She's not wrong. Military spouses spend most of their lives moving with their partners, which means they're often far from family and other support networks. When they do find a job, they often make less than their civilian counterparts — and they're more likely to experience underemployment or unemployment. In fact, on some deployments, spouses are not even allowed to work.

Before the pandemic, military spouse unemployment was 22%. Since the pandemic, it's expected to rise to 35%.

Sue eventually found a job working at a military-focused nonprofit, and it helped her get the experience she needed to create her own dedicated military spouse program. She wrote a book and started saving up enough money to start the National Military Spouse Network (NMSN), which she founded in 2010 as the first organization of its kind.

"I founded the NMSN to help professional military spouses develop flexible careers they could perform from any location."

"Over the years, the program has expanded to include a free digital magazine, professional development events, drafting annual White Papers and organizing national and local advocacy to address the issues of most concern to the professional military spouse community," she says.

Not only was NMSN's mission important to Sue on a personal level she also saw it as part of something bigger than herself.

"Gone are the days when families can thrive on one salary. Like everyone else, most military families rely on two salaries to make ends meet. If a military spouse wants or needs to work, they should be able to," she says.

"When less than one percent of our population serves in the military," she continues, "we need to be able to not only recruit the best and the brightest but also retain them."

"We lose out as a nation when service members leave the force because their spouse is unable to find employment. We see it as a national security issue."

"The NMSN team has worked tirelessly to jumpstart the discussion and keep the challenges affecting military spouses top of mind.
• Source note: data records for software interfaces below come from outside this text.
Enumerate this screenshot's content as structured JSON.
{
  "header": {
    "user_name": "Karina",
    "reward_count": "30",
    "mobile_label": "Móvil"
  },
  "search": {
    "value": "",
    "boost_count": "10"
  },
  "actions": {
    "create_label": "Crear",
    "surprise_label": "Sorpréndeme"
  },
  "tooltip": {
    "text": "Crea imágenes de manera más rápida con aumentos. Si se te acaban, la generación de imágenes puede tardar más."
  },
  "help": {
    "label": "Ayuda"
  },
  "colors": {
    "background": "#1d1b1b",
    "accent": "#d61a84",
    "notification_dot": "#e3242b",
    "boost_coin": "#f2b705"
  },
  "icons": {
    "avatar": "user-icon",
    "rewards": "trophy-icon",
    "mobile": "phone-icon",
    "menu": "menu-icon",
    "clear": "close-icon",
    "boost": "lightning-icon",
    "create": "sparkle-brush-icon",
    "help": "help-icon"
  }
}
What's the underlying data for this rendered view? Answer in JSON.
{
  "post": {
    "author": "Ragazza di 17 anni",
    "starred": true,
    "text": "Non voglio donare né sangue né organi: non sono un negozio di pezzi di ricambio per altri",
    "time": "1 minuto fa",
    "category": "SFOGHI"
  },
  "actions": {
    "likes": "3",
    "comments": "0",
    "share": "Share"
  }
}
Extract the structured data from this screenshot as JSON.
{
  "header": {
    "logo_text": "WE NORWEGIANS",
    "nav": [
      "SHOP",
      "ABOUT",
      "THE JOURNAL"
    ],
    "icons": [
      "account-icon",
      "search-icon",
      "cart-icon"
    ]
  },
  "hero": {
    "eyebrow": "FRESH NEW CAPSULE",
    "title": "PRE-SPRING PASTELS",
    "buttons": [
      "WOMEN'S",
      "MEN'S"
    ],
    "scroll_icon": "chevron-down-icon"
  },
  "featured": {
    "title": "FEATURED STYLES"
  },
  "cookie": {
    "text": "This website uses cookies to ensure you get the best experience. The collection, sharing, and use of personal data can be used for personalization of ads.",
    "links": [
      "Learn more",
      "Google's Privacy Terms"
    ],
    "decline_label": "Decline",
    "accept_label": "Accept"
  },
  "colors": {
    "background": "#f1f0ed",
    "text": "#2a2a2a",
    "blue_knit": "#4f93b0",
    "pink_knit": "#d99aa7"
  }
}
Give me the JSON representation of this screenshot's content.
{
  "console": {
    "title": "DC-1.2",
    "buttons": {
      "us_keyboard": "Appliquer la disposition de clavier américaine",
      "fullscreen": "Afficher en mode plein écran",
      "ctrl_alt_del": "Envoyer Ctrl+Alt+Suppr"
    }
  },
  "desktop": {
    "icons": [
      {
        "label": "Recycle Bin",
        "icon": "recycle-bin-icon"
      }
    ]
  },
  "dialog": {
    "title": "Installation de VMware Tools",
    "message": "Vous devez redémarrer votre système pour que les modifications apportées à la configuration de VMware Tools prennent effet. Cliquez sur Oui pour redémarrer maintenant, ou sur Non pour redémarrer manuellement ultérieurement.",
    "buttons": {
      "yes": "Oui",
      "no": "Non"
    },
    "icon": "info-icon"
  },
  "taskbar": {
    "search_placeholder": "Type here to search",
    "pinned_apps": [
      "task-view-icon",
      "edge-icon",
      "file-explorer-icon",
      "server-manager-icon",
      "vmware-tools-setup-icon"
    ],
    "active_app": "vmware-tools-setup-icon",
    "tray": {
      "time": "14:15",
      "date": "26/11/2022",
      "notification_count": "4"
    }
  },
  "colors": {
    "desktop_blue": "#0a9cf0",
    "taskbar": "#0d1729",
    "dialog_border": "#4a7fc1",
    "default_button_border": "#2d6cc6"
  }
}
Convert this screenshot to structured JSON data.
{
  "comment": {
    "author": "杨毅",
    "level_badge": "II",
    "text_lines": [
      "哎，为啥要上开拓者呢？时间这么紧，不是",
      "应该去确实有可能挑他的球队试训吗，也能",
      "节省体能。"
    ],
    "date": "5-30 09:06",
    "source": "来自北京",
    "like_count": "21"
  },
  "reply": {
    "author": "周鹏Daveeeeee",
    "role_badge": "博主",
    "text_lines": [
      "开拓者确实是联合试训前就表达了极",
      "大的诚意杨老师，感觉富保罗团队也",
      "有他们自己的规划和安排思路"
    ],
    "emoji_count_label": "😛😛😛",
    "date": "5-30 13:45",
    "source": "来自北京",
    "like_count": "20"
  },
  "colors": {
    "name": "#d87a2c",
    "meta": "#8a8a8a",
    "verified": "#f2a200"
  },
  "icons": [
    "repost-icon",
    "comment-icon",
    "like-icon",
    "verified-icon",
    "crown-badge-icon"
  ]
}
We have elevated the conversation to Congress and the White House," she continues. "I'm so proud of the fact that corporations, the government, and the general public are increasingly interested in the issues affecting military spouses and recognizing the employment roadblocks they unfairly have faced."

"We have collectively made other people care, and in doing so, we elevated the issues of military spouse unemployment to a national and global level," she adds. "In the process, we've also empowered military spouses to advocate for themselves and our community so that military spouse employment issues can continue to remain at the forefront."

Not only has NMSN become a sought-after leader in the military spouse employment space, but Sue has also seen the career she dreamed of materializing for herself. She was recently invited to participate in the public re-launch of Joining Forces, a White House initiative supporting military and veteran families, with First Lady Dr. Jill Biden.

She has also had two of her recommendations for practical solutions introduced into legislation just this year. She was the first in the Air Force community to show leadership the power of social media to reach both their airmen and their military families.

That is why Sue is one of Tory Burch's "Empowered Women" this year. The $5,000 donation will be going to The Madeira School, a school that Sue herself attended when she was in high school because, she says, "the lessons I learned there as a student pretty much set the tone for my personal and professional life. It's so meaningful to know that the donation will go towards making a Madeira education more accessible to those who may not otherwise be able to afford it and providing them with a life-changing opportunity."

Most military children will move one to three times during high school so having a continuous four-year experience at one high school can be an important gift. After traveling for much of her formative years, Sue attended Madeira and found herself "in an environment that fostered confidence and empowerment. As young women, we were expected to have a voice and advocate not just for ourselves, but for those around us."

To learn more about Tory Burch and Upworthy's Empowered Women program visit https://www.toryburch.com/empoweredwomen/. Nominate an inspiring woman in your community today!